Can you pass the U.S. Army’s new fitness test?

Army exercise drills are legendary for their toughness, but it looks like it might not be that hard for seasoned runners to pass the fitness test to get into the U.S. Army.

Army exercise drills are legendary for their toughness, but it looks like it might not be that hard for seasoned runners to pass the fitness test to get into the U.S. Army.

The Army Physical Fitness School gave the Army Times website a look at the average scores for men and women in each of the new Army’s fitness test’s five categories. Those averages are roughly:

Push-ups in one minute: Men, 36; women, 19.

Shuttle run: Men, 16 seconds; women, 18 seconds.

Rower in one minute: Men, 33; women, 31.

Long jump: Men, 79 inches; women, 61 inches.

1.5-mile run: Men, 11:02; women, 13:12.

But even if you can hit these times, don’t pat yourself on the back just yet. As Army Times point out, these scores are not the goal, unless your goal is to be average. In the old test, male trainees averaged 49 push-ups, 62 sit-ups and a 2-mile run time of 15:09, while females averaged 39 push-ups, 61 sit-ups and a run time of 16:37.

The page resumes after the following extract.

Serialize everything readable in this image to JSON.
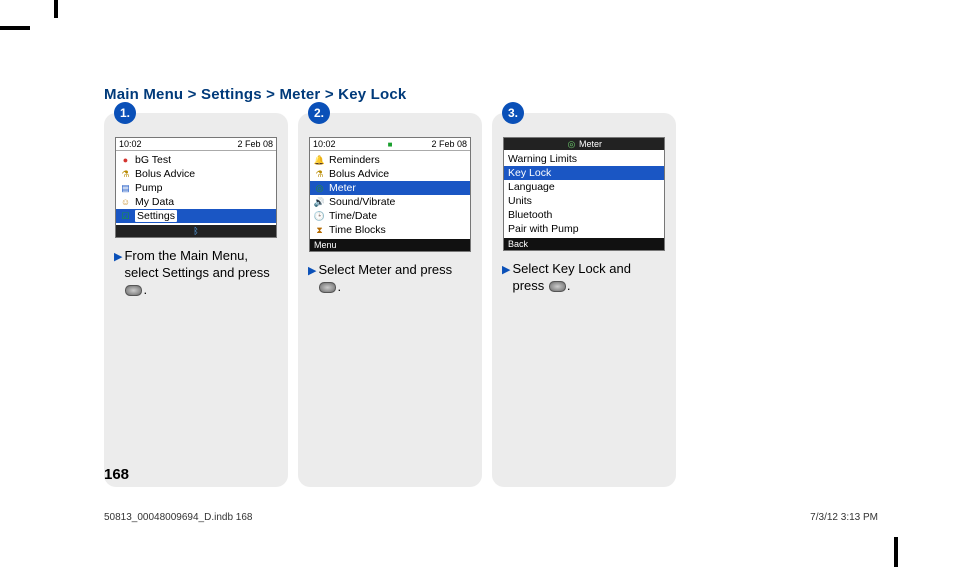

Still, the averages are fun to note if you feel like seeing if you would measure up. If you can hit these numbers, you should be able to pass the test. Interestingly enough, age doesn’t seem to be much of a factor. Army Times says there is little difference between the scores of the average 17-year-old and 42-year-old trainee.